WASHINGTON, D.C. -- Citing the burden of complex regulations on businesses, the U.S. Treasury Department and the Obama Administration announced yesterday that it will provide an additional year before the Affordable Care Act mandatory employer and insurer reporting requirements begin.
"Just like our effort to turn the 21 page application for health insurance into a 3 page application, we are working hard to adapt and to be flexible in employer and insurer reporting as we implement the law," said White House Senior Advisor Valerie Jarrett.
The Treasury Department said in a statement the delay is designed to meet two goals:
1) To allow the Obama Administration time to consider ways to simplify the new reporting requirements consistent with the law; and
2) To provide time to adapt health coverage and reporting systems while employers are moving toward making health coverage affordable and accessible for their employees.
The immediate effect of this delay on employers is that shared responsibility payments (under section 4980H) will not apply for 2014 and are pushed back until 2015. The Treasury department is expected to publish formal guidance describing the delay this week, followed by publishing proposed Affordable Care Act reporting requirements later this summer.

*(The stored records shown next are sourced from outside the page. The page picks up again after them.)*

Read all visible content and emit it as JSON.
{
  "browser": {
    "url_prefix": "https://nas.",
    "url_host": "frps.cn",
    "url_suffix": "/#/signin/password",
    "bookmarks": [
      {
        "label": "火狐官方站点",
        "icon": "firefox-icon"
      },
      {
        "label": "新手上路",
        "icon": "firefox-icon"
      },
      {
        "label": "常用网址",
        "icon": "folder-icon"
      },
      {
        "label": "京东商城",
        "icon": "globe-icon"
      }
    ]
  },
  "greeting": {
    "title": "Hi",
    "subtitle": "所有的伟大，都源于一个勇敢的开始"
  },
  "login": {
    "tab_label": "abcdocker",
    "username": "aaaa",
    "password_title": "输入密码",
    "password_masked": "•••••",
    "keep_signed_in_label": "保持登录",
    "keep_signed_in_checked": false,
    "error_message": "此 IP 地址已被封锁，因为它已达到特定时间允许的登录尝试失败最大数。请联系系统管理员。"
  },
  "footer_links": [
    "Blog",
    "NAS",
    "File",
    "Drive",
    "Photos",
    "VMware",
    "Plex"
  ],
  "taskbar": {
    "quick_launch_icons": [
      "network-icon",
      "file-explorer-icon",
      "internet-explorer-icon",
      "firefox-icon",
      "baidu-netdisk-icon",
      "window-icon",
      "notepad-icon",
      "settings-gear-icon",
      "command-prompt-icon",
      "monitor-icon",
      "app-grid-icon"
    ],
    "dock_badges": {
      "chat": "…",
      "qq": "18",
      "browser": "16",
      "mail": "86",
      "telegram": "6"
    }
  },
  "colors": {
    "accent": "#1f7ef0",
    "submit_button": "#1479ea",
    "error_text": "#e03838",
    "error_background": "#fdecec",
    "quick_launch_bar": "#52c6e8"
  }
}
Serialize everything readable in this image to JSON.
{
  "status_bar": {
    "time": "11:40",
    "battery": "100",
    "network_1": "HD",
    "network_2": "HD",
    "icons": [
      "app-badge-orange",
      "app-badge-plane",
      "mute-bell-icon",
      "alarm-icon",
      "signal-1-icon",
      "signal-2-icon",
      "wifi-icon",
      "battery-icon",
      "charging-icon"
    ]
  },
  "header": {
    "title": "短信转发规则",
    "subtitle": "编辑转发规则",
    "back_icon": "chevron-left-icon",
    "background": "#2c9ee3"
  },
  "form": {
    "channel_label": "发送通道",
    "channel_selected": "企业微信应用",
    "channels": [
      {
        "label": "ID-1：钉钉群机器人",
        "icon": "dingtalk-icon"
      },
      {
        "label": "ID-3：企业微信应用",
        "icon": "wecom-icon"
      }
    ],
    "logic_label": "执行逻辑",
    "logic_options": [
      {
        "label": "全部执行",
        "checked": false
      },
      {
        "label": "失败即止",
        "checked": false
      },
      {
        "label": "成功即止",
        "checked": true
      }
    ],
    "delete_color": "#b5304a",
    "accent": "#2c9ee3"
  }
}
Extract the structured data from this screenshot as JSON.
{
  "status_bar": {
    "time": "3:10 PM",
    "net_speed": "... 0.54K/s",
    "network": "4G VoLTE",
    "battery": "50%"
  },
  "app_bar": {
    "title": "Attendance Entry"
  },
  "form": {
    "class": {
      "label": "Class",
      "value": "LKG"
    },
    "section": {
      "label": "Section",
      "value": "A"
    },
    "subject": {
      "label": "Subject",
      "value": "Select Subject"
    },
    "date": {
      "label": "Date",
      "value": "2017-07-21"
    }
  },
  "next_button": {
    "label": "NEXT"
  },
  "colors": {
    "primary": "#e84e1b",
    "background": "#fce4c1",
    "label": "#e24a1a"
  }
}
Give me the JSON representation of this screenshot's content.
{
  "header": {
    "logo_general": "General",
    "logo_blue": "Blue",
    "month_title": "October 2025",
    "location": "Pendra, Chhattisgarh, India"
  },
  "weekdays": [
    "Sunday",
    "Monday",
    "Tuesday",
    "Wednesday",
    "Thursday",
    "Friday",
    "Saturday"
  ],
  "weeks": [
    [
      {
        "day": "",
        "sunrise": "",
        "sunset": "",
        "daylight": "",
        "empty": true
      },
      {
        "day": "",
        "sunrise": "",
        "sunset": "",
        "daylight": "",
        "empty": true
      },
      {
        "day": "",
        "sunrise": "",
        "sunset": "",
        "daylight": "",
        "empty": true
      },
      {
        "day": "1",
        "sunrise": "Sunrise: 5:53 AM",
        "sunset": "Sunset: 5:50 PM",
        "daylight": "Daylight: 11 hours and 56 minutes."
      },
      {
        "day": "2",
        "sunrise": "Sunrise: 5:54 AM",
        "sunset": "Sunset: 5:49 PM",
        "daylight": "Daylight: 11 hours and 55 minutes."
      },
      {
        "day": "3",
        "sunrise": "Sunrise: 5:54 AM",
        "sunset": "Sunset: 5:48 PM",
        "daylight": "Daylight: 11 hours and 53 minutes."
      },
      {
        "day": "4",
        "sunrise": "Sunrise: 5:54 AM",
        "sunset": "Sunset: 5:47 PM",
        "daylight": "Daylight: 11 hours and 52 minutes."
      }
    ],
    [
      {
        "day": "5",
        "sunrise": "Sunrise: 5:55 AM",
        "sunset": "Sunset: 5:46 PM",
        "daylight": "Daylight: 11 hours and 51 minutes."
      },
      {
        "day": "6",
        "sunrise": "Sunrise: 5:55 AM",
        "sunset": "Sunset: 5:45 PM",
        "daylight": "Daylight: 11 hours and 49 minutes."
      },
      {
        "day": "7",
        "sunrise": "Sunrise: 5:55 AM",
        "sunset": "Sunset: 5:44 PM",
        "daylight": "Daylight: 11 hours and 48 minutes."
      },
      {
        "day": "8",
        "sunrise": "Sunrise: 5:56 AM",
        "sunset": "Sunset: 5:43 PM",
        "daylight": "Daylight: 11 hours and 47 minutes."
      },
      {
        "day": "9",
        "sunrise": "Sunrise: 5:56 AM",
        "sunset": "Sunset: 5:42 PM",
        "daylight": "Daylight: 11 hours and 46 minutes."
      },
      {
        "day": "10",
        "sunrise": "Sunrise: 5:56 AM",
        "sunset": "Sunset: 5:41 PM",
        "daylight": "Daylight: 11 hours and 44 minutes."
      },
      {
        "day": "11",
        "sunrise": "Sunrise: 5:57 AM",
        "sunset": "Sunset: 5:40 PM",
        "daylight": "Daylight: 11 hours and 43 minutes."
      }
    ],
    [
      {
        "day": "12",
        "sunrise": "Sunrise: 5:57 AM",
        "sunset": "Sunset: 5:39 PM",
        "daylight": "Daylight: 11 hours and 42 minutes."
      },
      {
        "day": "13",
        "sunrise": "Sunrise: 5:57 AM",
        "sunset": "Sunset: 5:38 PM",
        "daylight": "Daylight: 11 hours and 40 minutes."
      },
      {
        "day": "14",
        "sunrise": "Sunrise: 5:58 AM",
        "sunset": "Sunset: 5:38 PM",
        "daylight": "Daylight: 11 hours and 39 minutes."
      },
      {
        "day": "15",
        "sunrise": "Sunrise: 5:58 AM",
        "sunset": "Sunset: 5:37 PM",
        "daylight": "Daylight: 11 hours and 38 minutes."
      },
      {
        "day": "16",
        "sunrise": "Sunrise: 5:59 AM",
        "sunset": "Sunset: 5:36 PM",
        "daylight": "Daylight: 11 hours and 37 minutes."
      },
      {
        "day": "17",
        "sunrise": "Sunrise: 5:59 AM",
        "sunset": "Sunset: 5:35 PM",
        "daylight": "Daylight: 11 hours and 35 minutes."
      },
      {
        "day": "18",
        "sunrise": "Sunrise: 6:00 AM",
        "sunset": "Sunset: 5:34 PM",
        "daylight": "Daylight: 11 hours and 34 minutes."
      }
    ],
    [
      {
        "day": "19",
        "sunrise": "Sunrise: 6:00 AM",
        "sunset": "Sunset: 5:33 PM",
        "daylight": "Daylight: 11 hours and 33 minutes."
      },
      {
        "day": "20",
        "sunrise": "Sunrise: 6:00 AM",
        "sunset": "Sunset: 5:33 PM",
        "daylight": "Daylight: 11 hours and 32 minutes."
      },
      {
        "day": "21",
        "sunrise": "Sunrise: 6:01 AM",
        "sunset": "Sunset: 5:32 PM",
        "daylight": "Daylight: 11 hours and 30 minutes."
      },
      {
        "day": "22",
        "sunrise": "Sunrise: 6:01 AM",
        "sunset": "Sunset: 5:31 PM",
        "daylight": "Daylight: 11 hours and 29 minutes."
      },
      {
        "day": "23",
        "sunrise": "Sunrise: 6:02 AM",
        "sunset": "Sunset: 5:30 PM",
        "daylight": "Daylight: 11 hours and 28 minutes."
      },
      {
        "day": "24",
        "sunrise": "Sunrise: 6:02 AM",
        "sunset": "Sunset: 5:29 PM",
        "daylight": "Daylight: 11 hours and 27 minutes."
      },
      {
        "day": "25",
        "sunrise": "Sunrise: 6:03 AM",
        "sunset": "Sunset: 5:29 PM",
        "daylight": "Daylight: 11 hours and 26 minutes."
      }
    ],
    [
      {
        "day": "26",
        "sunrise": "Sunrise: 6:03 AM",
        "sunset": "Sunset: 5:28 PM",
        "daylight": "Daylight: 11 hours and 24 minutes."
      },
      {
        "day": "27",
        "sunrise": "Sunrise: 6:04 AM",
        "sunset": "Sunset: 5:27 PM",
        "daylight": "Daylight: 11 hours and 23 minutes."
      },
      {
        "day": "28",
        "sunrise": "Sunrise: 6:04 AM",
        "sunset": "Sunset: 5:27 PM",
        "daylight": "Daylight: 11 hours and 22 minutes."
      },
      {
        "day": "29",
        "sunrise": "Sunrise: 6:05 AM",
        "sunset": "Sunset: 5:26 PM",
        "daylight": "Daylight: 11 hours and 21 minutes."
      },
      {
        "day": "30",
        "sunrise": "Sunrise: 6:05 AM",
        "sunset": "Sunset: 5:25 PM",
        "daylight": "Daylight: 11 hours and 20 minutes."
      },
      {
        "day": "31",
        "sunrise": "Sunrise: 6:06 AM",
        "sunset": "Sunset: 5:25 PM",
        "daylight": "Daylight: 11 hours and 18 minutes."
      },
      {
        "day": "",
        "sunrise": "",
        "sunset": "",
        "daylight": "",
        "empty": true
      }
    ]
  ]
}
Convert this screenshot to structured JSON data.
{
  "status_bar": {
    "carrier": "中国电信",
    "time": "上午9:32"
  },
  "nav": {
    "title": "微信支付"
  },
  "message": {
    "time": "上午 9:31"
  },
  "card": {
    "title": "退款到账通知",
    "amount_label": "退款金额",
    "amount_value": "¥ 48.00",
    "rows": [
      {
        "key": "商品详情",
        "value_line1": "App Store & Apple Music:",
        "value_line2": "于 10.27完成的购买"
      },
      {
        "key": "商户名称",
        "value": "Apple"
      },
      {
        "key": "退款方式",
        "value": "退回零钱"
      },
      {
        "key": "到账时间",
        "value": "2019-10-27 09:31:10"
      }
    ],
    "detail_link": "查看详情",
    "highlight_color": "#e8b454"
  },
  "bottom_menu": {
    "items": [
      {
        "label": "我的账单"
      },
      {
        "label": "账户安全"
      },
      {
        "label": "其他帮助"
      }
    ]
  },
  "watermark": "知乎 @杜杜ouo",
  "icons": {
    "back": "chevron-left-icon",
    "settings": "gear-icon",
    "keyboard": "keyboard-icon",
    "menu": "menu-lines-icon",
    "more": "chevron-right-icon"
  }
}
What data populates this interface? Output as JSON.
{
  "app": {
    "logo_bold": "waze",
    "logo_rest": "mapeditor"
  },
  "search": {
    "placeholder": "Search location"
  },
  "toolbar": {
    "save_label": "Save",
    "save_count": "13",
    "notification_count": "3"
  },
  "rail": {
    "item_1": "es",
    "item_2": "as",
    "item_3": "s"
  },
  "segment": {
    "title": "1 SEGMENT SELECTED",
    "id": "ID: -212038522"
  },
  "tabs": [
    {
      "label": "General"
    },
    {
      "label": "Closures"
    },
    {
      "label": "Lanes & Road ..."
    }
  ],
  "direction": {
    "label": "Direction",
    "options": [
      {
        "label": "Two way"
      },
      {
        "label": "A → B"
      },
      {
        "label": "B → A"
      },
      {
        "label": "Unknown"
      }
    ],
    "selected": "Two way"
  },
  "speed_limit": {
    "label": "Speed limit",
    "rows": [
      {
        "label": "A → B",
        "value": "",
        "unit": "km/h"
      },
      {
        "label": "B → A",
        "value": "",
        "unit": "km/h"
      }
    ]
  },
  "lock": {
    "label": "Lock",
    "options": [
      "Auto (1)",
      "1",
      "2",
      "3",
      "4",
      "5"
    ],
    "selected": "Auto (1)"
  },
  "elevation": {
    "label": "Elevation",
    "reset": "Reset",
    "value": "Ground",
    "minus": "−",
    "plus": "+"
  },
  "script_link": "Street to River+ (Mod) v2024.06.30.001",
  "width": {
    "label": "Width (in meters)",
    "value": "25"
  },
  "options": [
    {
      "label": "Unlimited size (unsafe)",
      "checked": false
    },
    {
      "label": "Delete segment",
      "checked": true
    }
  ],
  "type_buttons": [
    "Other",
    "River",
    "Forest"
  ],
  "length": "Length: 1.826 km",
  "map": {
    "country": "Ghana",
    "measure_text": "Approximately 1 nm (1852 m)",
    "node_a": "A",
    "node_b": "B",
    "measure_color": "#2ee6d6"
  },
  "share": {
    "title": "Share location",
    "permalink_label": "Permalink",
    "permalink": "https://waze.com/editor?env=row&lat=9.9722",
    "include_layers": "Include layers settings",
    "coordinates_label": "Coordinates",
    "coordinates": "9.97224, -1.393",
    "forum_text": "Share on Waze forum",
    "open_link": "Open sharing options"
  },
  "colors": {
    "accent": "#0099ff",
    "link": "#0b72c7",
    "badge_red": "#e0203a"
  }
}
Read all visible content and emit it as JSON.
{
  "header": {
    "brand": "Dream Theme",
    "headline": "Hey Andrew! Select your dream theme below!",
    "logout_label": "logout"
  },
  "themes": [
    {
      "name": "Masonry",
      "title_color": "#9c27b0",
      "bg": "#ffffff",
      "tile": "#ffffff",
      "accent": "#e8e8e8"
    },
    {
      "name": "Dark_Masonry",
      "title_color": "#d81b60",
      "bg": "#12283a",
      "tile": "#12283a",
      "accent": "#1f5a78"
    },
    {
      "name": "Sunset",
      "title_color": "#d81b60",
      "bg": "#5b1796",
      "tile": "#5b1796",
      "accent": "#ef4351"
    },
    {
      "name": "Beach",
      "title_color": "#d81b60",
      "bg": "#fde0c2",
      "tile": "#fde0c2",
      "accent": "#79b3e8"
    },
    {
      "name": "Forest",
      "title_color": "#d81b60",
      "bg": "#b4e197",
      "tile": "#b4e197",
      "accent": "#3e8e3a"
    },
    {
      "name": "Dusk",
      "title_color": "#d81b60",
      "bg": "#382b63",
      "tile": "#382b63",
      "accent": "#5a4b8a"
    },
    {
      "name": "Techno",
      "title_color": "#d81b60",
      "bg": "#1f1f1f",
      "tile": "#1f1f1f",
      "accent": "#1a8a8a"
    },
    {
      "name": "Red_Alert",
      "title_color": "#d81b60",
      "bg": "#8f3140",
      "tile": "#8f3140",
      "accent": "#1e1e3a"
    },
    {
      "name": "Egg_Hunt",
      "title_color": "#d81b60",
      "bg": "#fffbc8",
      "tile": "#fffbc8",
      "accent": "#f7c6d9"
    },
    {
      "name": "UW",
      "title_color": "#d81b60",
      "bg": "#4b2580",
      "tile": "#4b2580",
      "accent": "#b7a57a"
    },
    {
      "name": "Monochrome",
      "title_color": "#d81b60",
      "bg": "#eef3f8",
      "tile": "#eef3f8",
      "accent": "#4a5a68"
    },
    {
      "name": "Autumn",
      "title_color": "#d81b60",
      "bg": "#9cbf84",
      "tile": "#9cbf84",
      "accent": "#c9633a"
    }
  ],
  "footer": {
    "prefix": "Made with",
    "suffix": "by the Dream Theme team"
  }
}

But with midterm elections just around the corner, skeptics of announced delay are already questioning whether the motives are political so that Democrats do not lose seats in Congress or state elections due to public backlash. The other ulterior motive is potential fundraising for Democrats from mid-size and large corporations that seek to obtain Obamacare regulation carve-outs or notorious waivers to the Affordable Care Act. Human Events, a conservative publication, asks why didn't the Obama Administration also delay mandates on individuals instead of just businesses?